World’s most stupid question

If this article is correct, Iran’s inherent systemic failures mean that it’s not as far along in developing a nuclear bomb as concerned Western nations have feared.  But the article’s author goes on to ask what I can only call a really stupid question (emphasis mine):

The news comes as a great relief. But it also raises questions. This was a serious intelligence failure, one that has led some of Israel’s own officials to wonder aloud, “Did we cry wolf too early?”

Indeed, Israel has consistently overestimated Iran’s nuclear program for decades. In 1992, then Foreign Minister Shimon Peres announced that Iran was on pace to have the bomb by 1999. Israel’s many subsequent estimates have become increasingly frenzied but have been consistently wrong. U.S. intelligence agencies have been only slightly less alarmist, and they, too, have had to extend their timelines repeatedly.

Overestimating Iran’s nuclear potential might not seem like a big problem. However, similar, unfounded fears were the basis for President George W. Bush’s preemptive attack against Iraq and its nonexistent weapons of mass destruction.
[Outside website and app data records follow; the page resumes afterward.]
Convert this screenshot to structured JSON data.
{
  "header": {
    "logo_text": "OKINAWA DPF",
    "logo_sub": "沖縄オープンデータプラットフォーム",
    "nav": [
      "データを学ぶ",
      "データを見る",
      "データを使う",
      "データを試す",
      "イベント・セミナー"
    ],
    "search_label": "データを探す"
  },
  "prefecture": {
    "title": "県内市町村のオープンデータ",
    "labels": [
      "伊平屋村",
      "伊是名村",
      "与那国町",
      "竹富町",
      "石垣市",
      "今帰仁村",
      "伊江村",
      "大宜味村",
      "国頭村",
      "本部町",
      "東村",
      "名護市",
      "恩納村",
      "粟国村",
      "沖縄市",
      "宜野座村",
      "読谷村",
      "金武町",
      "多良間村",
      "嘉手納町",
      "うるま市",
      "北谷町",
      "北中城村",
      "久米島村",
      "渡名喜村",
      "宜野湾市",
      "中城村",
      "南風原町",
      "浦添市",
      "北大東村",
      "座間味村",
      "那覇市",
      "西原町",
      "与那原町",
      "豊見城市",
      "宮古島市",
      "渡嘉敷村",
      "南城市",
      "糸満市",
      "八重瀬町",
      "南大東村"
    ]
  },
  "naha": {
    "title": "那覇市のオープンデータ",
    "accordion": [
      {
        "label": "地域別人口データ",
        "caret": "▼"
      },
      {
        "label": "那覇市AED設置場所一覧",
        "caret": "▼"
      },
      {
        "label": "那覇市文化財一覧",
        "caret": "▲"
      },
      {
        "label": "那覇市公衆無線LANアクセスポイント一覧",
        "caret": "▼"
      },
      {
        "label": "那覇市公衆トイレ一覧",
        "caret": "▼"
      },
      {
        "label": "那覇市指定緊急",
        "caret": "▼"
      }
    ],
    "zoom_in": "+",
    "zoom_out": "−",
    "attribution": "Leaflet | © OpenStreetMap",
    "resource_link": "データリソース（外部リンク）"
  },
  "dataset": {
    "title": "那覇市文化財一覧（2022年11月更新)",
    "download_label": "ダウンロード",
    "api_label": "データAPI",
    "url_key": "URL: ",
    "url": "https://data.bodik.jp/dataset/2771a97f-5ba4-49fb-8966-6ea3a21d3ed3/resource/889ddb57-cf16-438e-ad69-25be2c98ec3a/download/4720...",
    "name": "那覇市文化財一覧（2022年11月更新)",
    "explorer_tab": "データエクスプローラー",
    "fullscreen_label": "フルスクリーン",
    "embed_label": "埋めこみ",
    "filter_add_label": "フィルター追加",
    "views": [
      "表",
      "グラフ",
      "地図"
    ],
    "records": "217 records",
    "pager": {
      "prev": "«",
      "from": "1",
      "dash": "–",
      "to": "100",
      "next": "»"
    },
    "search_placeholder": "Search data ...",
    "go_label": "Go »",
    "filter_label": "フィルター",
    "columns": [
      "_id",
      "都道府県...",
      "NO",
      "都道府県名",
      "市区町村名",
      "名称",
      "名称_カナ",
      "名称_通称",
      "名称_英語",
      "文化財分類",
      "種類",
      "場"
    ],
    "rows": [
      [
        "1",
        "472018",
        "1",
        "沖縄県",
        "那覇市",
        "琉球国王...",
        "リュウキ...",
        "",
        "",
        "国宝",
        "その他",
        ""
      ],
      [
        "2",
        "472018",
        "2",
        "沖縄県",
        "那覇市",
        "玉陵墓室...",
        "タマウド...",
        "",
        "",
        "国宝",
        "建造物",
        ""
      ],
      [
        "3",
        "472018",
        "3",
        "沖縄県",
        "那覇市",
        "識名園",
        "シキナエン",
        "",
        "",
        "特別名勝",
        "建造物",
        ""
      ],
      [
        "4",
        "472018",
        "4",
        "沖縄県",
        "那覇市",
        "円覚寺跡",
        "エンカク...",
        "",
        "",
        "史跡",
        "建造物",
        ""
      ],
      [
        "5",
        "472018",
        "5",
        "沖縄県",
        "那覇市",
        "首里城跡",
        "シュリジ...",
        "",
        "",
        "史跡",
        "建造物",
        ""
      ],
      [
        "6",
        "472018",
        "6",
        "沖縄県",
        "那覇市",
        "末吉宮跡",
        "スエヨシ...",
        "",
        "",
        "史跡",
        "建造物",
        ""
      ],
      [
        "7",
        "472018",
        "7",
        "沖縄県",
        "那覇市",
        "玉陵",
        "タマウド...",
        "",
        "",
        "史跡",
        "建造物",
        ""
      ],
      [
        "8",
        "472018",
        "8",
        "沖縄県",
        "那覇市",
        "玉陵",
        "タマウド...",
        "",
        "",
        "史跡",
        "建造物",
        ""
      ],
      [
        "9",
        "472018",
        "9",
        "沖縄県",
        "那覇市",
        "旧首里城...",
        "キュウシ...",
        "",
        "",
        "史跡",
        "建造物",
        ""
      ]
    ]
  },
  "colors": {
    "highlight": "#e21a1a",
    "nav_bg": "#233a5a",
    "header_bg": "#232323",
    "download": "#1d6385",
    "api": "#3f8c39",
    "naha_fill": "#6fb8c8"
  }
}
Israel and the United States need to make sure that this kind of human and foreign policy disaster does not happen again.

What explains Israel’s most recent intelligence failure?

From there on out, the author talks about intelligence failures, politics, and all sorts of other stuff.

That’s all so complicated.  It seems to me that Israel overestimates the bomb threat for one very simple reason:  She’s the first in line when/if Iran finally gets a bomb.  Given Israel’s highest priority as Iran’s first target for its weapon of mass destruction, Israel might be a little antsy and might think that it’s better to be too worried, rather than too sanguine.  After all, as one Holocaust victim memorably said, “When someone says they’re going to kill you, take them seriously.”

No matter how far Iran has gotten with the bomb, it’s already too far for Israel’s peace of mind and safety.  Anything greater than no bomb at all is a risk.  And that’s why the article’s question is disingenuous.  Even if all the other reasons for Israel’s intelligence errors are true, one must never lose sight of the fact that Israel has reason to be very afraid — and that tends to make both people and nations jumpy.

More than one of these statements in this Guardian article must be a lie

Following Book’s trendy new tradition of “spot the lie”, I had to include this article from that renown bastion of conservatism (you know, those people wedded to their confirmation biases), the U.K. Guardian, reports on the Iranian Revolutionary Guard gleefully anticipating the explosion of Iran’s first nuclear bomb:

http://www.guardian.co.uk/world/julian-borger-global-security-blog/2011/jun/08/iran-blogging

 

Ok, here’s where we play “spot the lie”.

 

You know it’s not true, right? Well of course it’s not. We know this because one of our very own contributors has mentioned that none other than (badda boom!) Seymour Hersh has confirmed that there is zero….I mean zero, nichts, nada, nichevo, rien evidence that Iran is working on a nuclear bomb.And because it is so written by an acceptable source, it must be so. It’s….science!

 

OK, false alarm. You can all go back to sleep now.